**Work order:**
Filter the entries below, keeping only lines with the word "this".

━━━━━ Extracted material ━━━━━

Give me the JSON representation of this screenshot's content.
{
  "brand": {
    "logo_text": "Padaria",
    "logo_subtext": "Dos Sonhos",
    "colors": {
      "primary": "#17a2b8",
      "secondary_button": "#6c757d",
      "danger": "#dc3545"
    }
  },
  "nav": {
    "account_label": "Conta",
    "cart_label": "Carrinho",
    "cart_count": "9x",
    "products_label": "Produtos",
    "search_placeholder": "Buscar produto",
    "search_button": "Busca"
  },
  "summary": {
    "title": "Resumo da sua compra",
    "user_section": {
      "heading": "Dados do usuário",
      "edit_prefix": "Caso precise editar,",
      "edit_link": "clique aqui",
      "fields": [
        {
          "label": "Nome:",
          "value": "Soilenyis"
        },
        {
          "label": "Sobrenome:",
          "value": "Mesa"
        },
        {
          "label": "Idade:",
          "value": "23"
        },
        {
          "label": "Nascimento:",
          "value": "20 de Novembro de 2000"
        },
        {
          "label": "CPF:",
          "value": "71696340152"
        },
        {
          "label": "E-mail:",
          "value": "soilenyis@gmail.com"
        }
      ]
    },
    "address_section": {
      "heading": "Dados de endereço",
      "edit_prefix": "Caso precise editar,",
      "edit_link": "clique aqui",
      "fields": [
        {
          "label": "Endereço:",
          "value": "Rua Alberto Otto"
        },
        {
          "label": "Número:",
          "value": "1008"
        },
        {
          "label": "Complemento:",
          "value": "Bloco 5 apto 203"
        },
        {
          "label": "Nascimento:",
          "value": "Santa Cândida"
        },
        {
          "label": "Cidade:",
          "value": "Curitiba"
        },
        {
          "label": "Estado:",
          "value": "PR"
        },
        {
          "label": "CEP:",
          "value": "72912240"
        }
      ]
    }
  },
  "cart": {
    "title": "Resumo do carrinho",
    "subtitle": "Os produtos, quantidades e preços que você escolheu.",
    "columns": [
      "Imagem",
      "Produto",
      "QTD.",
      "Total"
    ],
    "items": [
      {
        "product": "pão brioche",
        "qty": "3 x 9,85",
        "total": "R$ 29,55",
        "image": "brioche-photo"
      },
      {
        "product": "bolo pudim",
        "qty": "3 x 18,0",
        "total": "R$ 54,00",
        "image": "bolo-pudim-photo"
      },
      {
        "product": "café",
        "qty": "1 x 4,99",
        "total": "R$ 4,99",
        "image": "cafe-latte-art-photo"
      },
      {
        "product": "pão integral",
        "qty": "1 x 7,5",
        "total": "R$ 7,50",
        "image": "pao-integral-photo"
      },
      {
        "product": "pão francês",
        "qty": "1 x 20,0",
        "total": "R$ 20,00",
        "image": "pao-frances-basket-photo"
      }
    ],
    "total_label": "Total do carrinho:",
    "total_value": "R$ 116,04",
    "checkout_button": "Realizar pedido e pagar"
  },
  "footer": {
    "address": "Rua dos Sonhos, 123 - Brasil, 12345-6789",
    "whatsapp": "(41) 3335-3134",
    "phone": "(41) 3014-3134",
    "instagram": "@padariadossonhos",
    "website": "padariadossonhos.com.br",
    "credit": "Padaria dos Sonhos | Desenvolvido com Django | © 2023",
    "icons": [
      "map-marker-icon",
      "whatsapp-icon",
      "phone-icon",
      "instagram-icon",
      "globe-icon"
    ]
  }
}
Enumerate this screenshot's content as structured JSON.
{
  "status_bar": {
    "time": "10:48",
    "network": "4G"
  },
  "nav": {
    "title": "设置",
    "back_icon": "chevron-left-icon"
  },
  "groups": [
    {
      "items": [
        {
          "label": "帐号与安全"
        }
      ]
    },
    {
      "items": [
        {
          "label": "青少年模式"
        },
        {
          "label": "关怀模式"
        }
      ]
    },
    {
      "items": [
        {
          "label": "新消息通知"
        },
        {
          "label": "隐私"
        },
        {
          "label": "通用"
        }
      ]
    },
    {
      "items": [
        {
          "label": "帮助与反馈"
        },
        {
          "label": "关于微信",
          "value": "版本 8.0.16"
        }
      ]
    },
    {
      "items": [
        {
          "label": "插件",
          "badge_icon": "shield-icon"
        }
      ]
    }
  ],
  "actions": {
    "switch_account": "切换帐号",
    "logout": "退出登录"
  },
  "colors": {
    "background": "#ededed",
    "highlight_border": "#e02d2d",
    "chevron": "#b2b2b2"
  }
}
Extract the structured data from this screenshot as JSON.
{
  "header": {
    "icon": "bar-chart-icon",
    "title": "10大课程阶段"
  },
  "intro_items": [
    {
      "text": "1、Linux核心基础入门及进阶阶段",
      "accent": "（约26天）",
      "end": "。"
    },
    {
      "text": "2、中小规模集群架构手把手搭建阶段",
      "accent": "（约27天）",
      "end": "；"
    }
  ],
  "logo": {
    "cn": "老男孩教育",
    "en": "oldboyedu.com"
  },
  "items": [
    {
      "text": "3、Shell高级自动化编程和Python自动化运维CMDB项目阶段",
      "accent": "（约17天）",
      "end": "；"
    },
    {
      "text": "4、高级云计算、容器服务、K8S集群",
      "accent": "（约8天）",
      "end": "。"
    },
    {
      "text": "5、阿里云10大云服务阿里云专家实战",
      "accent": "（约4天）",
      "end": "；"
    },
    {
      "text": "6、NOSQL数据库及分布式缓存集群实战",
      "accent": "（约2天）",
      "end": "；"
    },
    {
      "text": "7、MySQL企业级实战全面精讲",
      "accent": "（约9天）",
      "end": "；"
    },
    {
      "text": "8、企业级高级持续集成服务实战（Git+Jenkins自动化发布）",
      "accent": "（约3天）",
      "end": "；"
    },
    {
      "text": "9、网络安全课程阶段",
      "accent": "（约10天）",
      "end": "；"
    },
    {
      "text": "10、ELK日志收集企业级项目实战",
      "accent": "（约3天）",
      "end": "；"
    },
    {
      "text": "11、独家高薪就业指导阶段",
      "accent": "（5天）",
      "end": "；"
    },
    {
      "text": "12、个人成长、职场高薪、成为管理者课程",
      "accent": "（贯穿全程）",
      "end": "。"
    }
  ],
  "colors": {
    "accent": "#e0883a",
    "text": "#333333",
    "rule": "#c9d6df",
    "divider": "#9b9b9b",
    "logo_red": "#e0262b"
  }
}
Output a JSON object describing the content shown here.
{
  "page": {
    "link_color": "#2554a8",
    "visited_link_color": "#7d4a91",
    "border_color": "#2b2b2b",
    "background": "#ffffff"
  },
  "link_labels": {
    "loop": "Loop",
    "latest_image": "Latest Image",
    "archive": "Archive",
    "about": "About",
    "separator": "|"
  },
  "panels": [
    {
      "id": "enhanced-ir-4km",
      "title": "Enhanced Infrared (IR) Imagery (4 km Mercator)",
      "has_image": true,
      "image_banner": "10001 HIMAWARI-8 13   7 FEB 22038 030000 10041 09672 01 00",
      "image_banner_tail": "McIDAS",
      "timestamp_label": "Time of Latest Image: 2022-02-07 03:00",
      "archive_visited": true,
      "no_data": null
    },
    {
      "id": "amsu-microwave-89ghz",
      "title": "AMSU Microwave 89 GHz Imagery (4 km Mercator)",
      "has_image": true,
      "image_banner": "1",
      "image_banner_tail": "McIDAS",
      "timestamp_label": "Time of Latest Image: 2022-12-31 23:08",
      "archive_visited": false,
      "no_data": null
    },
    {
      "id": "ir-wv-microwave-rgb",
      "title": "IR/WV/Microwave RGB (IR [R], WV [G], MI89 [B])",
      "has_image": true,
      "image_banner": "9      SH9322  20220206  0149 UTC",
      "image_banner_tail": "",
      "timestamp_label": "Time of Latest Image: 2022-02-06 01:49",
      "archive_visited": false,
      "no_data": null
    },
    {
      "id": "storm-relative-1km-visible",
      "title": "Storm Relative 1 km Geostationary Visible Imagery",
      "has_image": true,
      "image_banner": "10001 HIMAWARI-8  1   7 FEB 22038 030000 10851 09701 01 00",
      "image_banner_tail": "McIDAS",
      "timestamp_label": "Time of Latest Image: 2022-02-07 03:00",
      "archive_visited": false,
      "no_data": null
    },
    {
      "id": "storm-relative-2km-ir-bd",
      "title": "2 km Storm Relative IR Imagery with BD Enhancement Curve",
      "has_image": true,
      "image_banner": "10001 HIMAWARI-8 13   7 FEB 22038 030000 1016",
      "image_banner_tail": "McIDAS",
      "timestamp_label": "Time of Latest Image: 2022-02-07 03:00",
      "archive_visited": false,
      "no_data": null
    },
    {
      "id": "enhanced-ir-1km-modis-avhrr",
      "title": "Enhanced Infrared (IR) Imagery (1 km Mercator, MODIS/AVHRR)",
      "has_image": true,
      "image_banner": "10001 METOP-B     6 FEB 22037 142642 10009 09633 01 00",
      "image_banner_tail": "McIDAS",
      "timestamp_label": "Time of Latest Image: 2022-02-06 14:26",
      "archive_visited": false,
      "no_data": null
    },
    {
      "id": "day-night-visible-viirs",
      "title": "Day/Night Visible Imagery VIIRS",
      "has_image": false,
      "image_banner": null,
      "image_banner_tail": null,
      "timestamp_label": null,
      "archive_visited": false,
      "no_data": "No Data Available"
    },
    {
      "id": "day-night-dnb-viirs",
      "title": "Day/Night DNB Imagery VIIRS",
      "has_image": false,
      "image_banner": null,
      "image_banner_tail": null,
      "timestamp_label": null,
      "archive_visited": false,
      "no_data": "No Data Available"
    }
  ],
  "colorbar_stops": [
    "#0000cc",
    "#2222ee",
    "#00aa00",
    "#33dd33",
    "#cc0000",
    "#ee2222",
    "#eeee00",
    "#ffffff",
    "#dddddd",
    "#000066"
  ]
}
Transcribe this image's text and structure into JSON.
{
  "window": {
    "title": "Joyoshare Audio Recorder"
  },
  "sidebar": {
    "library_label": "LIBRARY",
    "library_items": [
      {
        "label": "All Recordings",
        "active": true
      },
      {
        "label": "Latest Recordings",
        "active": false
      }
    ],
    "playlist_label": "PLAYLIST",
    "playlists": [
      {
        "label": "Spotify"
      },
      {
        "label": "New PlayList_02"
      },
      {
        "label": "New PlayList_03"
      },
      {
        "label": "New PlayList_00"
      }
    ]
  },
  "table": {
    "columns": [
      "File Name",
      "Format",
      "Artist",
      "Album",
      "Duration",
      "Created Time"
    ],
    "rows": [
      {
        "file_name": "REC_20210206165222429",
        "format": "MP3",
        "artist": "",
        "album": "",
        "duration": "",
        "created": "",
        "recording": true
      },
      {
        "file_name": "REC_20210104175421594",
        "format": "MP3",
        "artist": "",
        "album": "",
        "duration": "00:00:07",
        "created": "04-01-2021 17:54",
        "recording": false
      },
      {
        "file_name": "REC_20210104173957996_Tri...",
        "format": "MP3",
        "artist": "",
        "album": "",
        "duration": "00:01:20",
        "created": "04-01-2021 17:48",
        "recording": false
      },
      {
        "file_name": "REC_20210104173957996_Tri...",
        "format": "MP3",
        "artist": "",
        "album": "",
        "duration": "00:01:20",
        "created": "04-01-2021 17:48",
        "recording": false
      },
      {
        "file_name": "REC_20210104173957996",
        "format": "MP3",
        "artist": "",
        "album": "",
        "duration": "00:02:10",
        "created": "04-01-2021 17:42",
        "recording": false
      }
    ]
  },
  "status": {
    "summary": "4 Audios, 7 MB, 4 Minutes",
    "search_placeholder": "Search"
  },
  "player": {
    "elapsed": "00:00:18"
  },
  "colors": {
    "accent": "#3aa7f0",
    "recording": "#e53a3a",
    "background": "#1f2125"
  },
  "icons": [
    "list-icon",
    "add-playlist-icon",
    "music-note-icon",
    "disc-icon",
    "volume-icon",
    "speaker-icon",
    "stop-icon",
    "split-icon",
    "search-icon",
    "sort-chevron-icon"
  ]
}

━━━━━

**Output below:**
Give me the JSON representation of this screenshot's content.
Enumerate this screenshot's content as structured JSON.
Extract the structured data from this screenshot as JSON.
Transcribe this image's text and structure into JSON.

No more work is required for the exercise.